To the Editor:
I understand your frustration. I know it is hard to see a place you love and call home change — particularly in ways you don’t support. But listen to the language that’s being used in this debate — look at the power it takes to be able to speak the way you do. The amount of blind privilege it takes to refer to the potential expansion of a nonprofit film festival as “profoundly disturbing” or as a “hostile takeover” makes my stomach churn.
I know the world can become small when you’re living on the Island. I know many of you live here because you cherish this community and the peacefulness that comes with it. It is an incredibly special place. On Martha’s Vineyard, time seems to slow down. You can feel as though you’ve been transported back to the days of Andy Griffith and Barney Fife. I know this is a special place — I know you don’t want to lose that.
But the way some of the opposition talks — it makes my heart drop; this is not homophobia, racism, xenophobia, or war. This is not famine, hatred, or violence. This is not Walmart. This is not slave labor or the dark side of capitalism.
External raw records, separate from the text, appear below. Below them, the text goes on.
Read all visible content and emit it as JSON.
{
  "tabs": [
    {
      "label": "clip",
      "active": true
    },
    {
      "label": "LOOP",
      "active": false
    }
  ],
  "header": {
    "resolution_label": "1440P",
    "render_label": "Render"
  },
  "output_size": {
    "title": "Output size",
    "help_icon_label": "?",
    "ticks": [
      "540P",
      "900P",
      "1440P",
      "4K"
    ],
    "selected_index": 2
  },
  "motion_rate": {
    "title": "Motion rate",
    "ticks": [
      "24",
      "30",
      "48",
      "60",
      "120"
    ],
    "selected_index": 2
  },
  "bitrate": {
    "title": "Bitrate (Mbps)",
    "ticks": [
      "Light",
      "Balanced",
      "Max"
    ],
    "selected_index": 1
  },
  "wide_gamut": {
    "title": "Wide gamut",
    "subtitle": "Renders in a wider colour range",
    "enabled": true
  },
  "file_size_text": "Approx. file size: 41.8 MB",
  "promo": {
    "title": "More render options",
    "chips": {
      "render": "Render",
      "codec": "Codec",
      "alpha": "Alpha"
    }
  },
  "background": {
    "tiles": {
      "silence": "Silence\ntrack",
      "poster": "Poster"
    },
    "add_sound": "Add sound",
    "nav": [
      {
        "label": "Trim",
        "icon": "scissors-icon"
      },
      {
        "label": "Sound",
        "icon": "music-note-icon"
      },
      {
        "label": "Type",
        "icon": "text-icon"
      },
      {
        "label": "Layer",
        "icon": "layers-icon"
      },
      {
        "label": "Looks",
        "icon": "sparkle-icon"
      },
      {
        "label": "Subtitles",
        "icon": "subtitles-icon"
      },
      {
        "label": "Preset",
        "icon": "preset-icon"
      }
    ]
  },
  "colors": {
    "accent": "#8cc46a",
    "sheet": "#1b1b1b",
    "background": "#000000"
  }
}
This is not wage inequality, the glass ceiling, or the revolving door.
I know what makes this place so beautiful is that at times we can feel separate from those hardships. I see your fear. I know many of you have been here for generations. I know many of you have worked to create this little utopia off the coast. I know this place is not inherently free of the dark nature of humanity. I know it has been built that way — built by you. I understand being cautious not to lose that. But please, look at the way you speak. Do not forget the amount of privilege we have to be here. Do not forget that others use the language you have to describe extreme poverty, violent attacks, genocide.
This is why we need the film festival — because it is not enough to create a safe space for ourselves, and lose perspective on the rest of humanity’s suffering and hardship. It is not enough, in this complex and tough world, to relish privilege. The MVFF is not a movie theater. It is an opportunity for those with power to see the faces of those without. The MVFF brings rape survivors, victims of police brutality, those who are living in poverty, those who are living in war. The MVFF gives a voice to people and communities who are facing bigger dilemmas than a new building. It allows these people to be seen and heard by the rich, famous, powerful, and privileged. It allows us to use our status in society for something outside of this Island. It allows us to engage our privilege in a powerful way without having to abandon safety.
The perspective we’ve lost in this debate is the same reason we need the MVFF. Please take a step back and see this is not a hostile takeover, this is not profoundly disturbing. This is a nonprofit organization run by members of our community. This is an organization that provides reliable employment for our neighbors. This is an organization that gives children growing up all over the Island an opportunity to find their voice in the most prevalent medium of the modern era. This is an attempt at outdoor screenings, free community classes, sustainable agriculture, and affordable nutrition.
Talk and debate. Look for a middle ground — a compromise. Remember that while the scale may frustrate or scare you, the ability to stand here and debate, the comfort it must take, is privilege. Realize that to have the energy for this discussion is a result of privilege. Many in this world don’t have the power to engage with issues like this, because of formal structures, but more notably because they are too busy trying to think of what to eat, trying to find a safe route to walk home from school, trying to afford clothes, books, food.
I’m not saying your concerns aren’t valid. I’m not saying because you have power in this world, you can’t be upset. I am not asking you to lose your passion for this place, because I know Martha’s Vineyard is special and sacred — and know you have worked to make it that way. All I’m asking is that you reframe this debate. This is not worth the level of hate it is provoking. This is not war. This is not violence. This is not an attack. This is not a hostile takeover, and this is certainly not profoundly disturbing.
Cassie Dana (former MVFF employee)